• **Task to complete**
Your task is to print each entry exactly as written.

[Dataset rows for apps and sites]
----------------------------------------

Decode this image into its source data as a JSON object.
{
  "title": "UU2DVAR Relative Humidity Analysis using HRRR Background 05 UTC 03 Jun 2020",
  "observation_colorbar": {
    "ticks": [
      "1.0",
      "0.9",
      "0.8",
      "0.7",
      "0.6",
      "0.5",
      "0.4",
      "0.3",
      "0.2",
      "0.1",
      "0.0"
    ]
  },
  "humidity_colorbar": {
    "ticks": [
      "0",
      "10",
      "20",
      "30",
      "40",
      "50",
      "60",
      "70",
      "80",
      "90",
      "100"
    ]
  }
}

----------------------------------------

• **Task solution**
Decode this image into its source data as a JSON object.
{
  "title": "UU2DVAR Relative Humidity Analysis using HRRR Background 05 UTC 03 Jun 2020",
  "observation_colorbar": {
    "ticks": [
      "1.0",
      "0.9",
      "0.8",
      "0.7",
      "0.6",
      "0.5",
      "0.4",
      "0.3",
      "0.2",
      "0.1",
      "0.0"
    ]
  },
  "humidity_colorbar": {
    "ticks": [
      "0",
      "10",
      "20",
      "30",
      "40",
      "50",
      "60",
      "70",
      "80",
      "90",
      "100"
    ]
  }
}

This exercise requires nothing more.